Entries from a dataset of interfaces
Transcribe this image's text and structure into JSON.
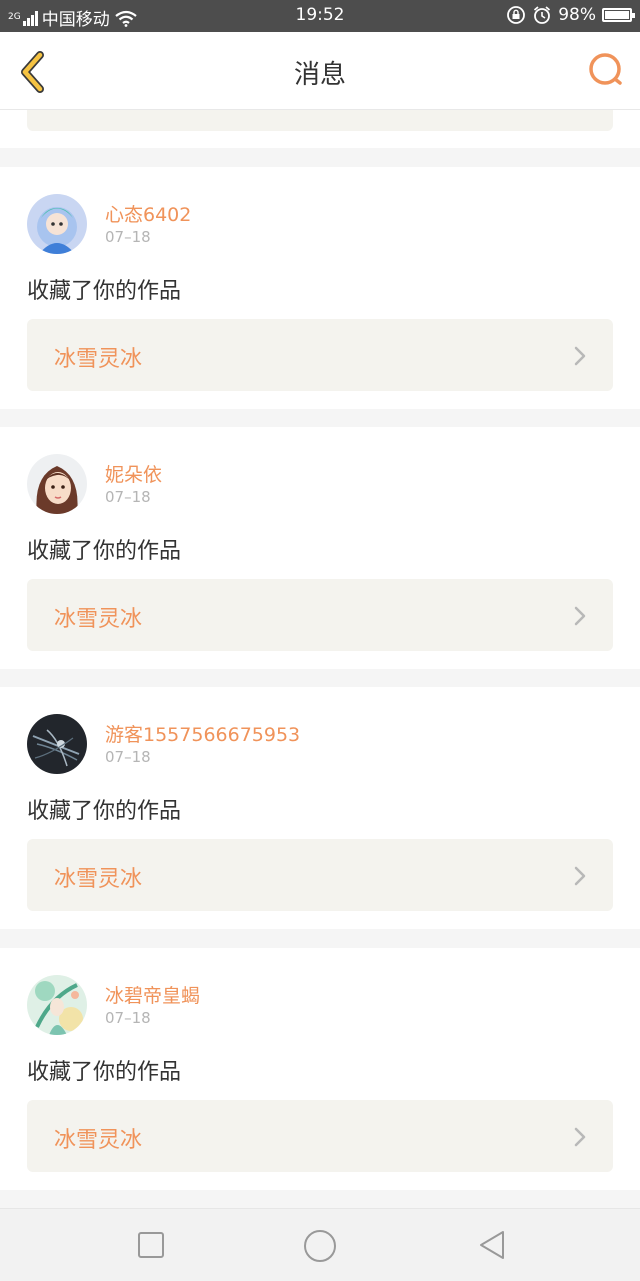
{
  "status_bar": {
    "network_type": "2G",
    "carrier": "中国移动",
    "time": "19:52",
    "battery": "98%",
    "battery_level": 0.98
  },
  "header": {
    "title": "消息",
    "back_icon": "chevron-left-icon",
    "search_icon": "search-icon"
  },
  "colors": {
    "accent": "#f0935a",
    "back_icon": "#f5c342",
    "card_box": "#f4f3ee"
  },
  "messages": [
    {
      "username": "心态6402",
      "date": "07–18",
      "action": "收藏了你的作品",
      "work_title": "冰雪灵冰"
    },
    {
      "username": "妮朵依",
      "date": "07–18",
      "action": "收藏了你的作品",
      "work_title": "冰雪灵冰"
    },
    {
      "username": "游客1557566675953",
      "date": "07–18",
      "action": "收藏了你的作品",
      "work_title": "冰雪灵冰"
    },
    {
      "username": "冰碧帝皇蝎",
      "date": "07–18",
      "action": "收藏了你的作品",
      "work_title": "冰雪灵冰"
    }
  ],
  "nav": {
    "recent_icon": "square-icon",
    "home_icon": "circle-icon",
    "back_icon": "triangle-back-icon"
  }
}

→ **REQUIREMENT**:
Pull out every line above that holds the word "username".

→ **EXERCISE OUTPUT**:
      "username": "心态6402",
      "username": "妮朵依",
      "username": "游客1557566675953",
      "username": "冰碧帝皇蝎",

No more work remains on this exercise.